Entries taken from a collection
——

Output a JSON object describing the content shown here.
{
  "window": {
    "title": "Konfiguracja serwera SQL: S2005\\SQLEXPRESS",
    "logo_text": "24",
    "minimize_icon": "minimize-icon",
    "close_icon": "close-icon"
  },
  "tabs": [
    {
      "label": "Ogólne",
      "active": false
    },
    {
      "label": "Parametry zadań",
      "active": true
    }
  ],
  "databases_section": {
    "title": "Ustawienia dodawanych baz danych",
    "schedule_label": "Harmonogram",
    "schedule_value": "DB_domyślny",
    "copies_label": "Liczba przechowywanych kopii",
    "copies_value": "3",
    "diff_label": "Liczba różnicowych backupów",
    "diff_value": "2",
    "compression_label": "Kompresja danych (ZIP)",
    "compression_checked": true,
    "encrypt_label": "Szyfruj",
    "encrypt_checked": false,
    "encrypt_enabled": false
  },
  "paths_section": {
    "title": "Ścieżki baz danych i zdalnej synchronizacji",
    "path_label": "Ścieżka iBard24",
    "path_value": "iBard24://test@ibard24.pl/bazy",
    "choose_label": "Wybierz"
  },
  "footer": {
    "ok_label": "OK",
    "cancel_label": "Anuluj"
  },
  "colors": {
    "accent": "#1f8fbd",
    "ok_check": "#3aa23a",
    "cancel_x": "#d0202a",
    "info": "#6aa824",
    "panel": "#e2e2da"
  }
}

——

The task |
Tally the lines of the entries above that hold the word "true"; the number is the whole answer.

Exercise response |
2